BEGIN

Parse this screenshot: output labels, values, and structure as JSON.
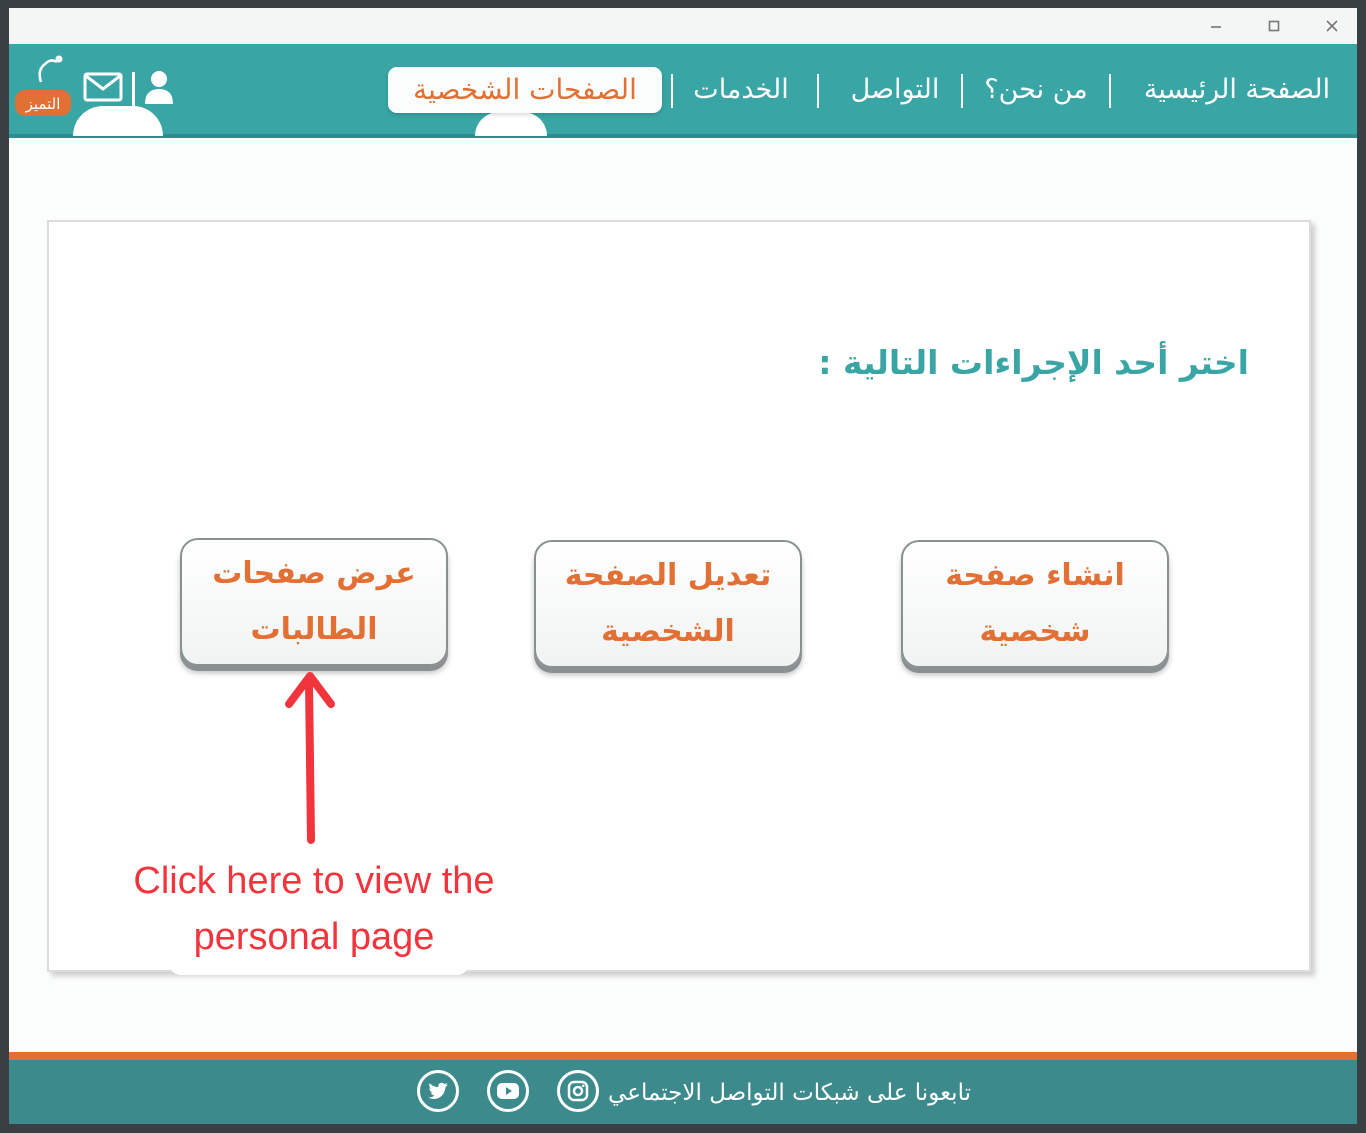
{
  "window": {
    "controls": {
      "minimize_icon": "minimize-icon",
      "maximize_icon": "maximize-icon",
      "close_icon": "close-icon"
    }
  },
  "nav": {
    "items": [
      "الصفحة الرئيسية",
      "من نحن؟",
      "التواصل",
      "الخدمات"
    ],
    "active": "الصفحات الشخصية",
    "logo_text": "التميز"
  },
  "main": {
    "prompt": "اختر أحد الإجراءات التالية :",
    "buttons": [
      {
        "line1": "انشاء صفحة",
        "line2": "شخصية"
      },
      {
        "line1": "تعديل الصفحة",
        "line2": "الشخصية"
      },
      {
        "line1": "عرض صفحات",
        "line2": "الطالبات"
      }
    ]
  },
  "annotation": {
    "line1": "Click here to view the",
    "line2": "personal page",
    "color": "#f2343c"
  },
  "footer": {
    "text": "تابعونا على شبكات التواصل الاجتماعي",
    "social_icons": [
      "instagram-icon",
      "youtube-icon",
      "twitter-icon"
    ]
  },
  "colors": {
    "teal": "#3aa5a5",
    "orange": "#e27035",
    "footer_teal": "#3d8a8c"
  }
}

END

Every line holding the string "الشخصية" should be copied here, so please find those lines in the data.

    "active": "الصفحات الشخصية",
        "line2": "الشخصية"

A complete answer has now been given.